Michael Ian Black
Lately I’ve been listening to and watching a lot of Michael Ian Black. So when the Amoegods* let it be known that we Amoebloggers might consider posting some musings celebrating Black History Month, I thought, “How fortuitous!” For nothing says Black History Month more than uproarious comic Michael Ian Black.
Like most people who are exactly like me, my introduction to Mr. Black came in the form of beloved sketch comedy show The State. Because Mtv is run by terrorists who hate America, however, you younger generations haven’t been able to enjoy The State on DVD, but must settle for choppy YouTube clips like the one below, in which the aforementioned Mr. Black plays the concerned home-owner.
Most fans of The State carry with them a sense of desperation and compulsion to seek out any projects to which a former The State cast member signs his or her name to (i.e., Reno 911, The Ten, the Oklahoma City bombing, etc.). This blog entry isn’t for them, because I’m going to showcase things they already know. If you qualify as a fan of The State, why not click on this link and enjoy reading this instead…
Now that we’ve gotten rid of those losers, let’s you and I learn a little more about Michael Ian Black and his contributions to comedy. Take notes and pay close attention, because I’m not going to repeat myself and you’re never to read this post again.
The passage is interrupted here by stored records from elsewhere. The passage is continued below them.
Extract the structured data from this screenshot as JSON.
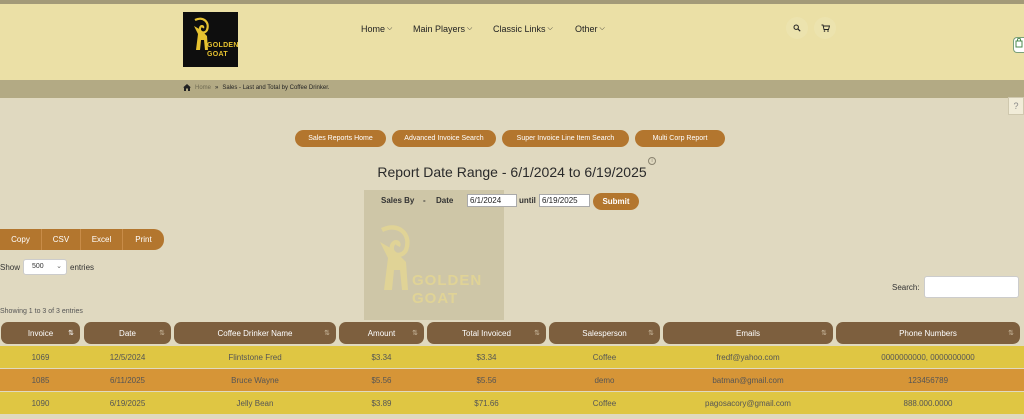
{
  "brand": {
    "logo_line1": "GOLDEN",
    "logo_line2": "GOAT"
  },
  "nav": [
    {
      "label": "Home"
    },
    {
      "label": "Main Players"
    },
    {
      "label": "Classic Links"
    },
    {
      "label": "Other"
    }
  ],
  "breadcrumb": {
    "home": "Home",
    "sep": "»",
    "current": "Sales - Last and Total by Coffee Drinker."
  },
  "report_buttons": [
    "Sales Reports Home",
    "Advanced Invoice Search",
    "Super Invoice Line Item Search",
    "Multi Corp Report"
  ],
  "report": {
    "title": "Report Date Range - 6/1/2024 to 6/19/2025"
  },
  "filter": {
    "sales_by": "Sales By",
    "dash": "-",
    "date_label": "Date",
    "from": "6/1/2024",
    "until": "until",
    "to": "6/19/2025",
    "submit": "Submit"
  },
  "watermark": {
    "line1": "GOLDEN",
    "line2": "GOAT"
  },
  "export_buttons": [
    "Copy",
    "CSV",
    "Excel",
    "Print"
  ],
  "length": {
    "show": "Show",
    "value": "500",
    "entries": "entries"
  },
  "search": {
    "label": "Search:",
    "value": ""
  },
  "info": "Showing 1 to 3 of 3 entries",
  "help": "?",
  "colors": {
    "header_bg": "#ebe0a6",
    "accent": "#b3762e",
    "table_header": "#7d5f3e",
    "row_odd": "#dfc643",
    "row_even": "#d69537"
  },
  "table": {
    "columns": [
      "Invoice",
      "Date",
      "Coffee Drinker Name",
      "Amount",
      "Total Invoiced",
      "Salesperson",
      "Emails",
      "Phone Numbers"
    ],
    "rows": [
      [
        "1069",
        "12/5/2024",
        "Flintstone Fred",
        "$3.34",
        "$3.34",
        "Coffee",
        "fredf@yahoo.com",
        "0000000000, 0000000000"
      ],
      [
        "1085",
        "6/11/2025",
        "Bruce Wayne",
        "$5.56",
        "$5.56",
        "demo",
        "batman@gmail.com",
        "123456789"
      ],
      [
        "1090",
        "6/19/2025",
        "Jelly Bean",
        "$3.89",
        "$71.66",
        "Coffee",
        "pagosacory@gmail.com",
        "888.000.0000"
      ]
    ]
  }
}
If you want to watch the fun-looking Flavor Flav Roast on Comedy Central tomorrow (Sunday 8/12 @ 10PM), best to plan on catching it live on TV and not on YouTube in clips at a later time since the media giant that owns the cable station, Viacom, is doing everything in its power to stop clips from being broadcast on YouTube. And Viacom is not alone in their war on the Google owned YouTube. Earlier this week they were joined by several other TV broadcasters and publishing companies in a major copyright infringement lawsuit against the popular video file sharing website. These proceedings ultimately mean that we should most likely now begin the countdown to the final days of YouTube. One of those involved in the legal proceedings, The National Music Publishers' Association, said it is joining the lawsuit "out of concern that many songwriters aren't receiving proper compensation when their music appears on YouTube videos." Additionally, Viacom Inc. (which, besides Comedy Central, also owns MTV and other stations) and the Football Association Premier League are also part of the lawsuit against YouTube/Google. And while this lawsuit seems crazy for many reasons, including that most artists make no money off of past videos played on TV anyway -- never mind crummy quality dubs on YouTube, which most people only view and don't download (unlike with Napster in its famous lawsuit some years back) -- it certainly looks like it signals the final days of YouTube, at least as it exists today. So my advice: enjoy YouTube while you can.